Earlier this month, YouTube stream-ripping websites FLVTO.biz and 2conv.com – as well as their owner, Russia native Tofig Kurbanov – pushed back against an order to compile and turn over data logs as part of their legal showdown with the RIAA. Now, the parties are refusing to cooperate with discovery, and their lawyers have filed a motion to withdraw from the case.
The years-running courtroom confrontation initiated back in 2018, when the major labels, in one of several efforts to put stream-ripping platforms out of commission, filed a lawsuit against the websites and Tofig Kurbanov. Many observers anticipated a quick victory for the plaintiffs, but a court ruled in favor of the defendants, specifying that it didn’t have jurisdiction over the Russia-based sites, which receive a small percentage of their traffic from users in the U.S.
An appellate court ultimately overturned this early ruling, however, prompting the stream-ripping services to argue that the RIAA should file the action in Russian courts – and even petitioning the Supreme Court. With these efforts having failed to bring about the desired results, the RIAA in 2021 demanded data logs – including users’ locations, IP addresses, and the YouTube videos that they downloaded audio from – and the presiding judge late last month ordered the stream-ripping services to produce the information.

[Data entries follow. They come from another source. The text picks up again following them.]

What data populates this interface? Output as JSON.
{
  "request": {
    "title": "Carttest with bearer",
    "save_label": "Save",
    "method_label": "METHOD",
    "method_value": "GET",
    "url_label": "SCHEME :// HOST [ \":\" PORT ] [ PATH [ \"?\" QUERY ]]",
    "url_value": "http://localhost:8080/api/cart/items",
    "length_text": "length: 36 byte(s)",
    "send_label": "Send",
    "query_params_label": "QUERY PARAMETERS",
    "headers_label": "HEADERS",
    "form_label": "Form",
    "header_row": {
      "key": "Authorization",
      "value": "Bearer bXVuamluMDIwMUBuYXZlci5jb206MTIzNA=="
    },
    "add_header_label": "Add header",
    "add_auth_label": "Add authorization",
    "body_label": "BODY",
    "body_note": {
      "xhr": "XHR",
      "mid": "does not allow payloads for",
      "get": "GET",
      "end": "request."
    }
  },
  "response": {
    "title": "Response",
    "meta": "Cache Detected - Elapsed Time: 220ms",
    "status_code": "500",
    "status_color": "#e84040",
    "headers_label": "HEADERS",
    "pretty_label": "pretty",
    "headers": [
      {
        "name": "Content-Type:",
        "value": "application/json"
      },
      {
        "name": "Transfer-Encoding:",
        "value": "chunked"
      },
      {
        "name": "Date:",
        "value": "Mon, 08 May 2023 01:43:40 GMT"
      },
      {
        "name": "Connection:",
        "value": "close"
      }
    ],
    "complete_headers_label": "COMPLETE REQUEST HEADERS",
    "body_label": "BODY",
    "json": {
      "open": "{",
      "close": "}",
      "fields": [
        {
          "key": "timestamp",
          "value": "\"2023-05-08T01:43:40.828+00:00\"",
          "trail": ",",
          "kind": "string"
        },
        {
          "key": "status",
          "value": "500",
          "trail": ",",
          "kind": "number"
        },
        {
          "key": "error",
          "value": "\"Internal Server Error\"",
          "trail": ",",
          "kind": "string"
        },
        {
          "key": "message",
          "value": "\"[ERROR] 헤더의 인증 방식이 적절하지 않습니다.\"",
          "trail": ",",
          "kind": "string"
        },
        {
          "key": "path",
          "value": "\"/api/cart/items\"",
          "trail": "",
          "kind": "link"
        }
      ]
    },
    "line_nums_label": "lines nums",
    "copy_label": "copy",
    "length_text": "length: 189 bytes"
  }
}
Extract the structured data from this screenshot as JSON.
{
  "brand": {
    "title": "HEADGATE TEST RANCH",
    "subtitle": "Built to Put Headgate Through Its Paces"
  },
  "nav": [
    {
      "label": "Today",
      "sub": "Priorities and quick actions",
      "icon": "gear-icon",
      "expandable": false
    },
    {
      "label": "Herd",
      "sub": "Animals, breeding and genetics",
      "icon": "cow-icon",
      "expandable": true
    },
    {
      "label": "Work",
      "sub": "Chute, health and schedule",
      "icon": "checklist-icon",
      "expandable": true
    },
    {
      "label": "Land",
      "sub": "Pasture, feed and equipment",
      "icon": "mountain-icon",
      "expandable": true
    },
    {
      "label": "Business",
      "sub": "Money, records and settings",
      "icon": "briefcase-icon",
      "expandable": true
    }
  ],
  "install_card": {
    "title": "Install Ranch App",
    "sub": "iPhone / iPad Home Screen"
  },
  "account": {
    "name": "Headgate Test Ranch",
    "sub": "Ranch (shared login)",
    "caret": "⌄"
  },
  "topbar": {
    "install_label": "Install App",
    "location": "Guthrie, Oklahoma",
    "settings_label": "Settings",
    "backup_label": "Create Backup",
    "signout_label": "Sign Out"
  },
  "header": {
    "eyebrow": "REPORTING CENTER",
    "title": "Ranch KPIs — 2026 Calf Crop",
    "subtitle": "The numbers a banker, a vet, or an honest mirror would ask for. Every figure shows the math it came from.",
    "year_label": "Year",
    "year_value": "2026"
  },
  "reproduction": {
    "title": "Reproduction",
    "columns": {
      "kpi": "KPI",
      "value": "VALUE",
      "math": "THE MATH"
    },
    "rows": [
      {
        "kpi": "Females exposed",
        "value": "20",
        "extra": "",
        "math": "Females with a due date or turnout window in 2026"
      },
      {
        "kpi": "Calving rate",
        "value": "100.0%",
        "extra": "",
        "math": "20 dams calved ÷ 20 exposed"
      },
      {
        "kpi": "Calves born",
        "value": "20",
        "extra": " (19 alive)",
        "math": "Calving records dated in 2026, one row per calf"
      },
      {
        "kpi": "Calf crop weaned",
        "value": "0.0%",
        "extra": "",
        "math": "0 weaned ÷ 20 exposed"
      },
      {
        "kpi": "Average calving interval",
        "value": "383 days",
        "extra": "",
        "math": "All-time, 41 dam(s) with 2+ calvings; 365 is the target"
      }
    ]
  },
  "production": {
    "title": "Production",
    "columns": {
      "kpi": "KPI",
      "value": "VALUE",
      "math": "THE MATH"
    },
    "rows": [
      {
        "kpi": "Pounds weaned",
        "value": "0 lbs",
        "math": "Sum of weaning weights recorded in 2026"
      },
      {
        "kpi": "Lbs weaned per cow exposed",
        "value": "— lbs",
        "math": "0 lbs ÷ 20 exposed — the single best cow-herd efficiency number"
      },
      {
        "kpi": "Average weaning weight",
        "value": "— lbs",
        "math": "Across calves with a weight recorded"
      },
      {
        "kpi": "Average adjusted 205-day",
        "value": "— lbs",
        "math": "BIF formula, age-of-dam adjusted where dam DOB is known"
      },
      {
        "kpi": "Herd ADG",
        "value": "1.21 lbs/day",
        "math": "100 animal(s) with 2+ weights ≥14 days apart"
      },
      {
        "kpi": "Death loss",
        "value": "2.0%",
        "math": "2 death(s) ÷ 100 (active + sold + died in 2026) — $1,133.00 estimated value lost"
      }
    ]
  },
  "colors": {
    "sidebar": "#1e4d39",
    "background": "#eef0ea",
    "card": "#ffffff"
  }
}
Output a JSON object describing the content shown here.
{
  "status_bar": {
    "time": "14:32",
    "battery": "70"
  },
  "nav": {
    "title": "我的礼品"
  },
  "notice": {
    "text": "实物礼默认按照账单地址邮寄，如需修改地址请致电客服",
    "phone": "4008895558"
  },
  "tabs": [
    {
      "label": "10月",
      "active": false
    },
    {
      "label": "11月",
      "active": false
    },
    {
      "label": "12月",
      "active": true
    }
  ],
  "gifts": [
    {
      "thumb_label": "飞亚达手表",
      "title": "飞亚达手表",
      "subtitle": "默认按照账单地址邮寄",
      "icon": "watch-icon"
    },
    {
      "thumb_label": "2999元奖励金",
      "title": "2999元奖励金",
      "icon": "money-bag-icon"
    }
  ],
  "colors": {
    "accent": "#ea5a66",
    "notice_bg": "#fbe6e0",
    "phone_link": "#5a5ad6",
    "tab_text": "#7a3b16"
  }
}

As initially mentioned, FLVTO.biz, 2conv.com, and Kurbanov pushed back against the order, indicating, among other things, that the sites hadn’t previously stored the requested information and that doing so could compromise users’ personal data – potentially violating privacy laws in these visitors’ home countries in the process.
But new legal filings yet reveal that Kurbanov has officially stepped back from the case, making “clear that he does not intend to cooperate further with the present litigation or counsel’s attempts to mount an effective defense on his behalf,” according to his attorneys.
Moreover, Kurbanov – who emphasized over the course of the suit that he’s never entered the U.S. – specified to his attorneys “that he is not subject to personal jurisdiction in this Court” and “declined to provide discovery as requested.
“As such, Counsel for Defendant is unable to meaningfully participate in the litigation process and as a result, there has been a breakdown in the attorney-client relationship,” the text proceeds, also noting that Kurbanov hasn’t opposed his former counsel’s plans to withdraw from the action. And if the motion to withdraw receives approval, these legal professionals will forward to the RIAA’s own attorneys “the email address and telephone number that they have used to communicate with Mr. Kurbanov.”
Evan Fray-Witzer, one of the FLVTO.biz defense lawyers, informed TorrentFreak of his disappointment with the outcome and said that he believes the case “was a strong one on the merits.” Additionally, he indicated that “the whole issue of personal jurisdiction in such a context continues to cry out for guidance from the Supreme Court.”
Musicians need to start arming themselves with baseball bats and start taking care of these scumbags who seem to think it is okay to use the creative work of hard working musicians without ever paying them. When they use my music to make themselves money while thinking that I am okay with this arrangement, being nice is no longer okay. 40 BILLION songs a year stolen on line. Hard to stay in business when you are competing with stolen!
way to not get it